Start of Dataset records

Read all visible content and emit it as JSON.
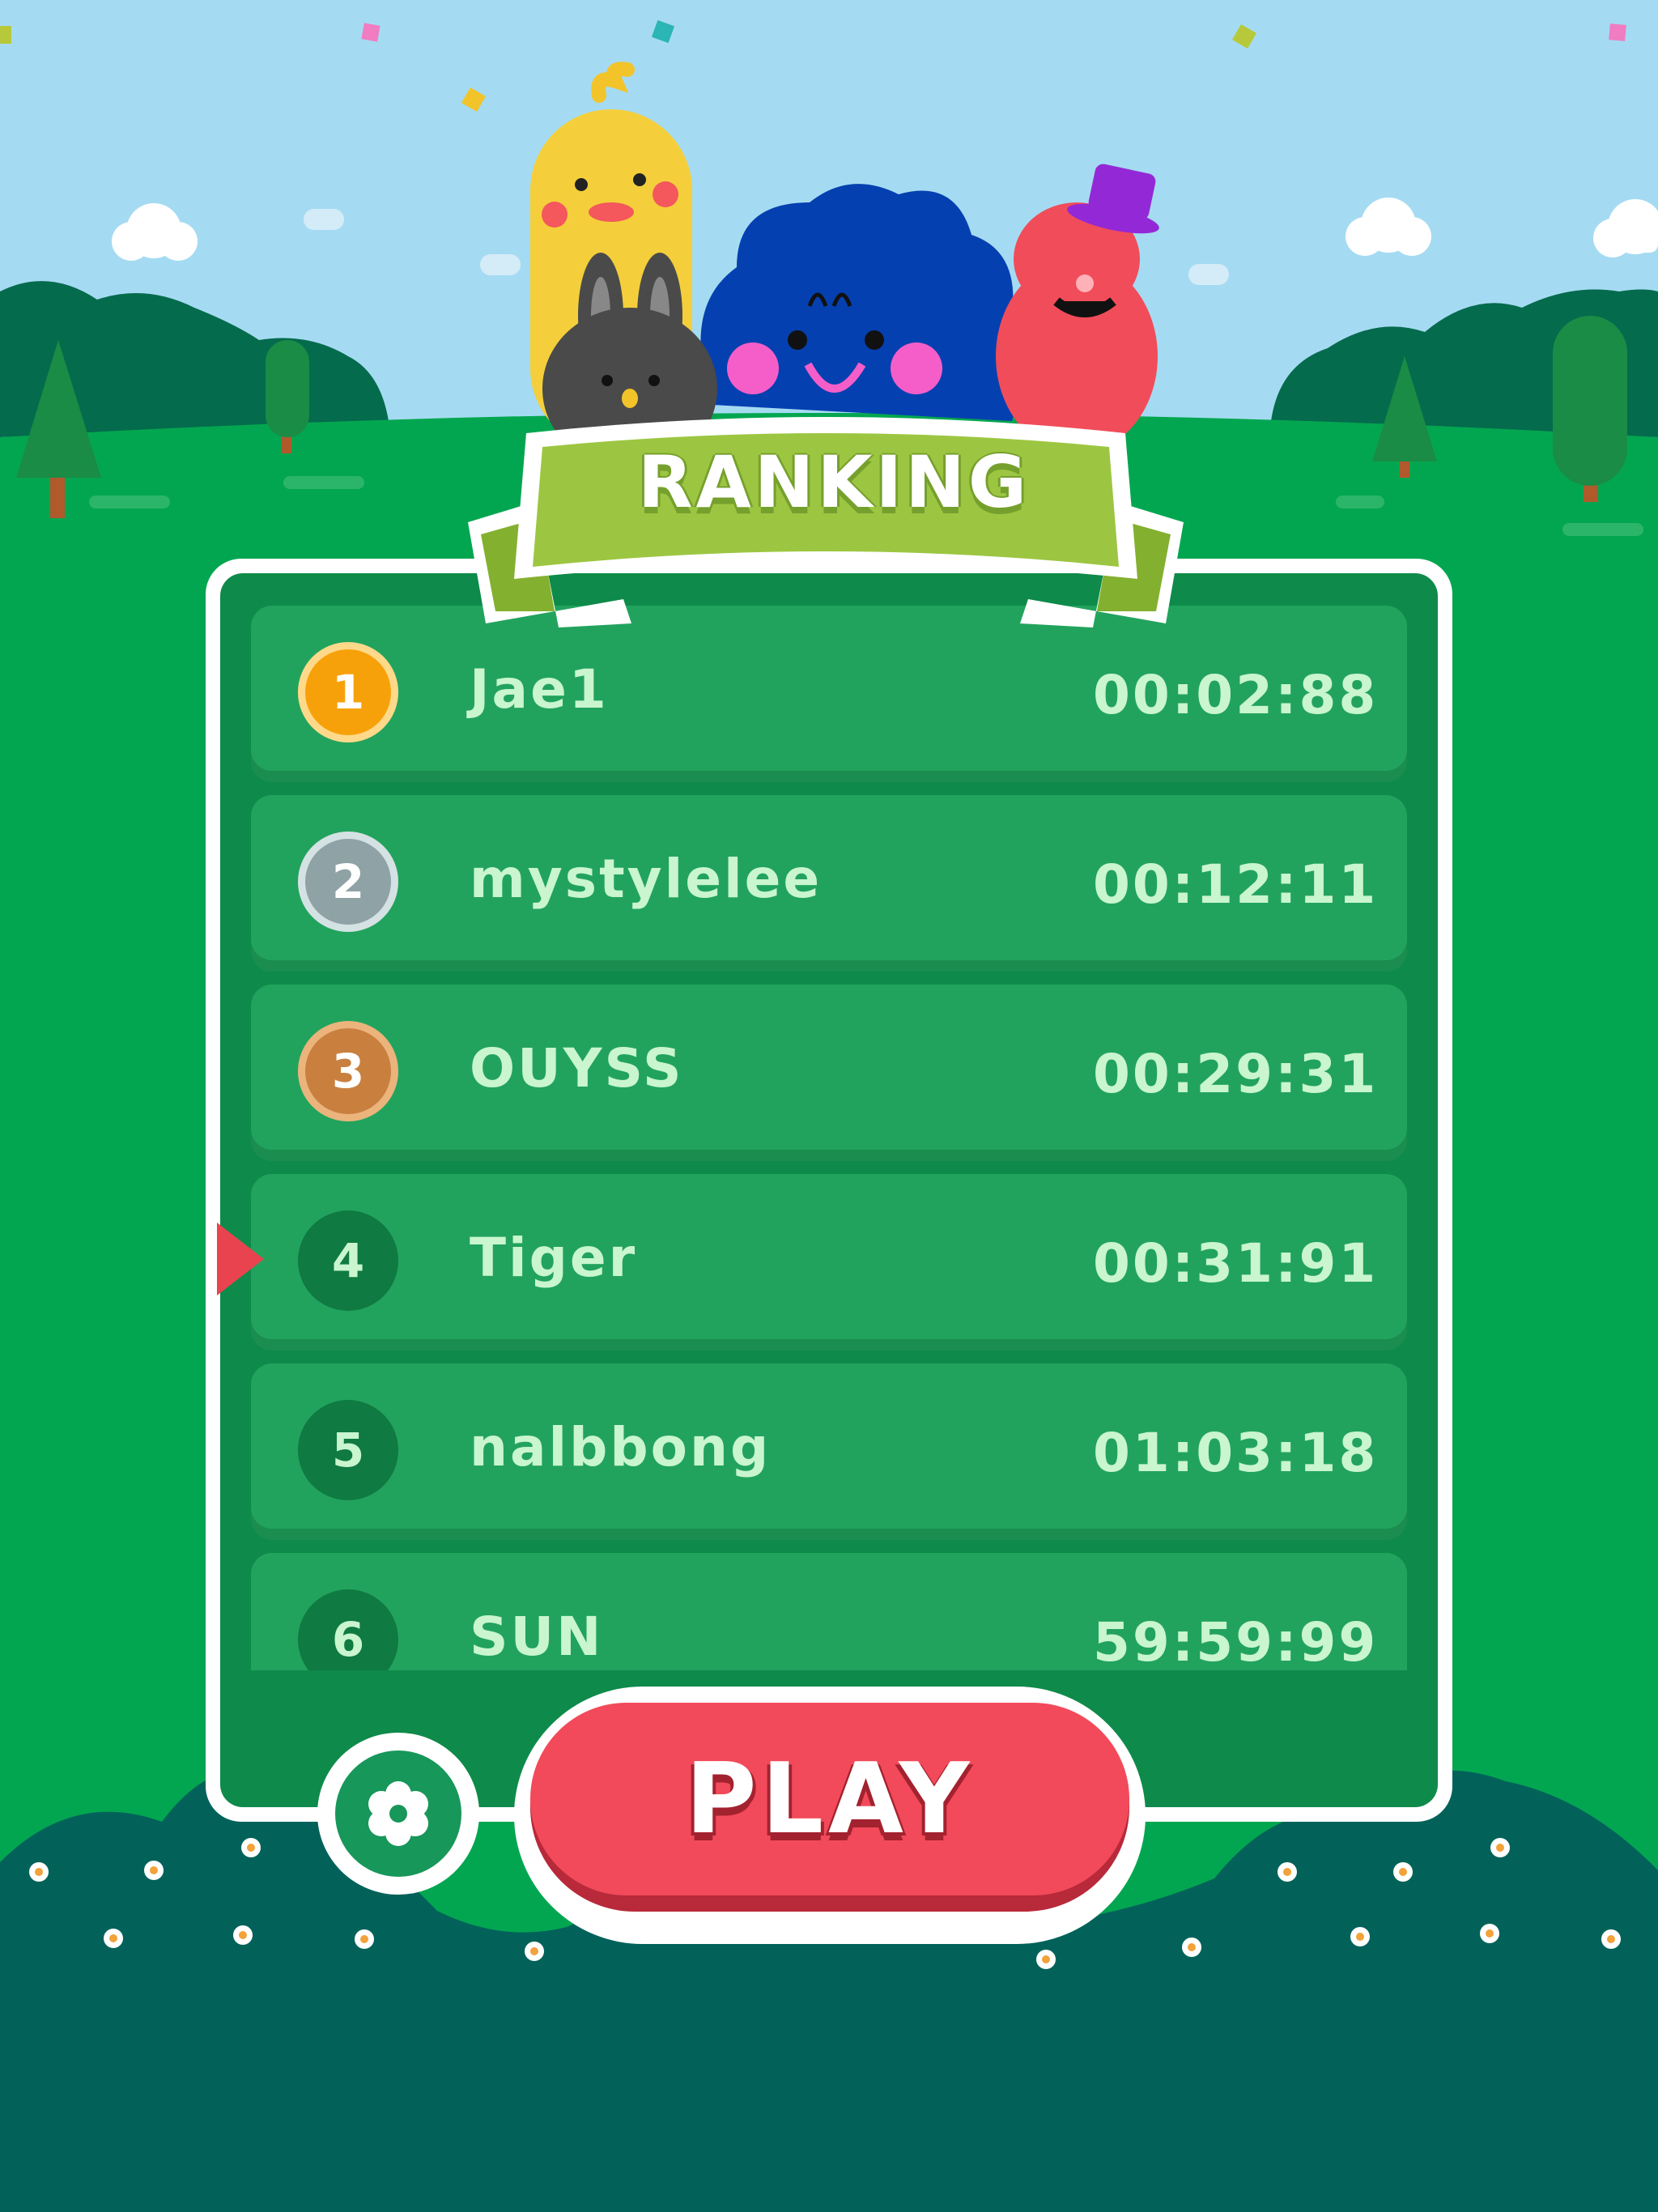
{
  "header": {
    "title": "RANKING"
  },
  "ranking": {
    "entries": [
      {
        "rank": "1",
        "name": "Jae1",
        "time": "00:02:88",
        "medal": "gold"
      },
      {
        "rank": "2",
        "name": "mystylelee",
        "time": "00:12:11",
        "medal": "silver"
      },
      {
        "rank": "3",
        "name": "OUYSS",
        "time": "00:29:31",
        "medal": "bronze"
      },
      {
        "rank": "4",
        "name": "Tiger",
        "time": "00:31:91",
        "medal": "none",
        "current_player": true
      },
      {
        "rank": "5",
        "name": "nalbbong",
        "time": "01:03:18",
        "medal": "none"
      },
      {
        "rank": "6",
        "name": "SUN",
        "time": "59:59:99",
        "medal": "none"
      }
    ]
  },
  "buttons": {
    "play_label": "PLAY",
    "settings_icon": "gear-icon"
  },
  "colors": {
    "sky": "#a5dbf2",
    "grass": "#03a650",
    "bush_dark": "#02625a",
    "panel": "#0e8a4a",
    "row": "#22a35d",
    "text": "#c9f5cf",
    "ribbon": "#9cc641",
    "play": "#f24a5a",
    "gold": "#f7a10a",
    "silver": "#8fa2a6",
    "bronze": "#c9803f",
    "indicator": "#e8434f"
  }
}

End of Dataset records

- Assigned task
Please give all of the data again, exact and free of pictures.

- Problem solution
Read all visible content and emit it as JSON.
{
  "header": {
    "title": "RANKING"
  },
  "ranking": {
    "entries": [
      {
        "rank": "1",
        "name": "Jae1",
        "time": "00:02:88",
        "medal": "gold"
      },
      {
        "rank": "2",
        "name": "mystylelee",
        "time": "00:12:11",
        "medal": "silver"
      },
      {
        "rank": "3",
        "name": "OUYSS",
        "time": "00:29:31",
        "medal": "bronze"
      },
      {
        "rank": "4",
        "name": "Tiger",
        "time": "00:31:91",
        "medal": "none",
        "current_player": true
      },
      {
        "rank": "5",
        "name": "nalbbong",
        "time": "01:03:18",
        "medal": "none"
      },
      {
        "rank": "6",
        "name": "SUN",
        "time": "59:59:99",
        "medal": "none"
      }
    ]
  },
  "buttons": {
    "play_label": "PLAY",
    "settings_icon": "gear-icon"
  },
  "colors": {
    "sky": "#a5dbf2",
    "grass": "#03a650",
    "bush_dark": "#02625a",
    "panel": "#0e8a4a",
    "row": "#22a35d",
    "text": "#c9f5cf",
    "ribbon": "#9cc641",
    "play": "#f24a5a",
    "gold": "#f7a10a",
    "silver": "#8fa2a6",
    "bronze": "#c9803f",
    "indicator": "#e8434f"
  }
}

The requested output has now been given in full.